By Blaise Jones
The exact nature and biological reason behind sleep is still a mystery to science. No one knows for certain why any animals sleeps, and for that matter what sleep even really is. Therefore, it is very difficult to determine whether sharks actually sleep or not. However, there is evidence that many species of shark do engage in behaviors similar to sleep.
What exactly is Sleep?
While the exact nature of sleep is still unknown, scientists identify the behavior in vertebrate animals as, “a reduction of activity and metabolism, and a decreased sensitivity to external stimuli.” While there are species of sharks that display aspects of this behavior, at the same time they do not display all of it.
The Worst Case of Sleep Apnea Ever
As a group, sharks need water to pass over their gills in order to breathe. Most sharks cannot actively pump water over their gills like bony fishes can, and thus have to keep moving in order to breathe. So if a shark stopped to take a nap, it would stop breathing.
However, there are species of shark that are able to rest on the bottom. Species such as the nurse and the wobbegong shark have spiracles, which allows them to pump water over their gills without moving. The whitetip reef shark uses another method to remain on the bottom, known as buccal pumping.
Buccal pumping is when the shark is able to suck water in through its mouth and over its gills. But instead of using the spiracle, these sharks have developed powerful specialized cheek muscles that allow them to efficiently draw in water through their mouths and over their gills.
In fact, shark species with spiracles use buccal pumping as well. The key difference is the method. Sharks without spiracles rely upon their cheek muscles to suck in the water, whereas sharks with spiracles suck the water in through the spiracle tube.
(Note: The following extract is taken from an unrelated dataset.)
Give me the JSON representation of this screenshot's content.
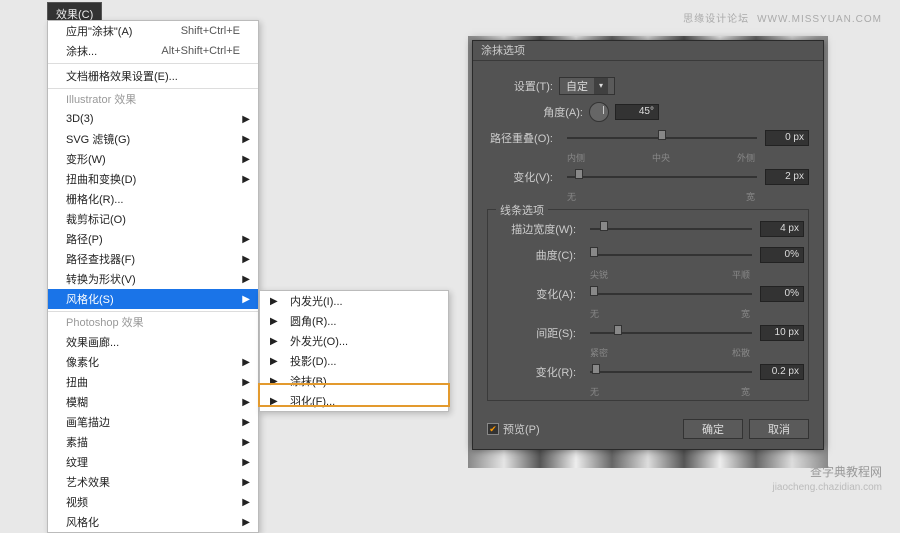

Down but not Out
During the day these species can be found resting on the bottom in secluded locations, and appear to be sleeping. However, while these sharks do show lowered activity, they are not fully asleep. These resting sharks still react to external stimuli. The sharks follow nearby animals with their eyes, and if approached too closely they will get up off the bottom and swim away.
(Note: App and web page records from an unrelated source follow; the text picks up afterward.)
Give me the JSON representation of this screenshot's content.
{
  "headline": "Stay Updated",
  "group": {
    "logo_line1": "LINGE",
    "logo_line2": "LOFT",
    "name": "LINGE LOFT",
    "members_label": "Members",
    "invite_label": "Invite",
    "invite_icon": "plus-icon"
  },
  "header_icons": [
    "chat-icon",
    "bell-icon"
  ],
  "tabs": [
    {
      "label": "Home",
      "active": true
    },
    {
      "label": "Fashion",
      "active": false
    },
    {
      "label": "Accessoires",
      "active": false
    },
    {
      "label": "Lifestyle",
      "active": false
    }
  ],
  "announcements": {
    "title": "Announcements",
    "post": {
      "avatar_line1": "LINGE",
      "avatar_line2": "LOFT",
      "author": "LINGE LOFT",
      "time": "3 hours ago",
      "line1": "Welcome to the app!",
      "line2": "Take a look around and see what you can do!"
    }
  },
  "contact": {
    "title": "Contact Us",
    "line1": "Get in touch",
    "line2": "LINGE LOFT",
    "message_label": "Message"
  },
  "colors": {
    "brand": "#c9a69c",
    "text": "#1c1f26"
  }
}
Using (Part of) Your Head
As for the species of sharks that cannot stop swimming, there are theories on how they “sleep”. While there is no hard evidence for this, some scientists theorize that sharks are able to shut down parts of their brain sequentially, instead of all at once. This is how dolphins are able to sleep.
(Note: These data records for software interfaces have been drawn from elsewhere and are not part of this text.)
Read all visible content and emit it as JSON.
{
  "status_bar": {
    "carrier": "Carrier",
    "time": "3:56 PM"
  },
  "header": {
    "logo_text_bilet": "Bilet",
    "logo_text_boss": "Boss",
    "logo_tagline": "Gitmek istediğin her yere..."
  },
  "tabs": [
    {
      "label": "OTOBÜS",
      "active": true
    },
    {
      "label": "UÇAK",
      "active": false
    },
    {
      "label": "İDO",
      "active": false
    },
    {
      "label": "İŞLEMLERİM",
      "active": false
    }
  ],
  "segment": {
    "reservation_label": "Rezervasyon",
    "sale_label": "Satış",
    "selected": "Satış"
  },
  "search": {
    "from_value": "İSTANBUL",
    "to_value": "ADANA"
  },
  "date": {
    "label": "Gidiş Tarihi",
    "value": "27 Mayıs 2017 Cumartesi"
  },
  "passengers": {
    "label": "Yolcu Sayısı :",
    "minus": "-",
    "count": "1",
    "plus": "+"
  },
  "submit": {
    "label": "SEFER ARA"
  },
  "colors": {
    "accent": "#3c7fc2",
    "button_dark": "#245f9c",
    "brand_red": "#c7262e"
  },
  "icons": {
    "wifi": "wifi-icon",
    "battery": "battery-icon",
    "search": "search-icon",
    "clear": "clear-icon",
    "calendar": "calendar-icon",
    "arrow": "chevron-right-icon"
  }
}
By doing this it would allow sharks to basically turn off all nonessential functions of their body while still being able to swim enough to keep from drowning. After a while the shark could switch over their motor controls to the deactivated part of their brain, reactivating it and allowing the half that had just been running to shut down and enter “sleep mode.”
“The Encyclopedia of Sharks” by Steve Parker
Sharks: The Animal Answer Guide” by Gene Helfman and George H. Burgess
Alan Moore, Director of the Coastal Marine Education and Research Academy